The first three panelists shared their essays about the work they had done addressing these questions, and many more. They discussed themes of identity, the depiction of black lives, toxicity, the management of bodies and detoxing.

Khalilah Brown-Dean, Ph.D., the associate professor of political science at Quinnipiac University and former faculty coordinator of the Health Policy and Advocacy concentration at the Frank H. Netter School of Medicine, talked about identity politics and the future of democracy. She also recently released her book “Identity Politics in the United States.”

She asked students to yell out words that came to mind when they thought of democracy. Each student who called out said something with a negative connotation, just as Brown-Dean said she expected them to.

She continued to explain that American democracy has a terrible history attached to it, riddled with pain. However, Brown-Dean claims that the future of American democracy is dependent upon the younger generation and upon students, like those at William Paterson University, who have gained the knowledge to bring them into a better future.

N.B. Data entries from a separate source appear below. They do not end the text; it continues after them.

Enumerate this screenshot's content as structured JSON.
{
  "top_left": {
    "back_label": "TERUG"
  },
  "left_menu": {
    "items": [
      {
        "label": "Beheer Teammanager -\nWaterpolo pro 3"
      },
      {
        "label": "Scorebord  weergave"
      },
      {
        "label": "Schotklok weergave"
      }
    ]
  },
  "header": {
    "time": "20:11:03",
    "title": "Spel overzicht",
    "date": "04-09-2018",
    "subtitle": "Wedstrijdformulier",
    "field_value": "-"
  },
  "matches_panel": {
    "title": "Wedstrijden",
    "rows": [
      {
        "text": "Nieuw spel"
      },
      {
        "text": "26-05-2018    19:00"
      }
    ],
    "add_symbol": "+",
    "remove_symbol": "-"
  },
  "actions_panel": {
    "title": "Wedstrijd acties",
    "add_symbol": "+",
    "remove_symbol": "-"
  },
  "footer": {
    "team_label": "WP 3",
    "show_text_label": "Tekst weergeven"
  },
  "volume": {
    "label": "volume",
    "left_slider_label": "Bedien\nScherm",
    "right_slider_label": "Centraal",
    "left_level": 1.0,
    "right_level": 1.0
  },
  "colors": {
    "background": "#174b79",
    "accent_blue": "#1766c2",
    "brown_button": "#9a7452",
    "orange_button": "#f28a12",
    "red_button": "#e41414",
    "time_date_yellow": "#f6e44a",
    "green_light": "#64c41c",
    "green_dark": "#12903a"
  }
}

She recalled her family trip to Edmund Pettus Bridge where President Obama spoke and where members of the civil rights movement attended a march across the landmark. The energy in the room shifted as Brown-Dean talked about the lives of those who fought for their civil rights and the ever-moving influence those moments have had and continue to have on the black community and the future of democracy.

She stated that 2020 will determine how American society is able to collectively confront its past and its future. She left off the presentation with the hope that in the future democracy, the people responsible for its future will commit themselves to building bridges instead of walls.

The UC ballroom was filled with listeners looking to gain knowledge and insight into topics and themes that prove relevant to today’s society and William Paterson’s student population. There was much said that was able to resonate with a multitude of students on many different levels during the conference.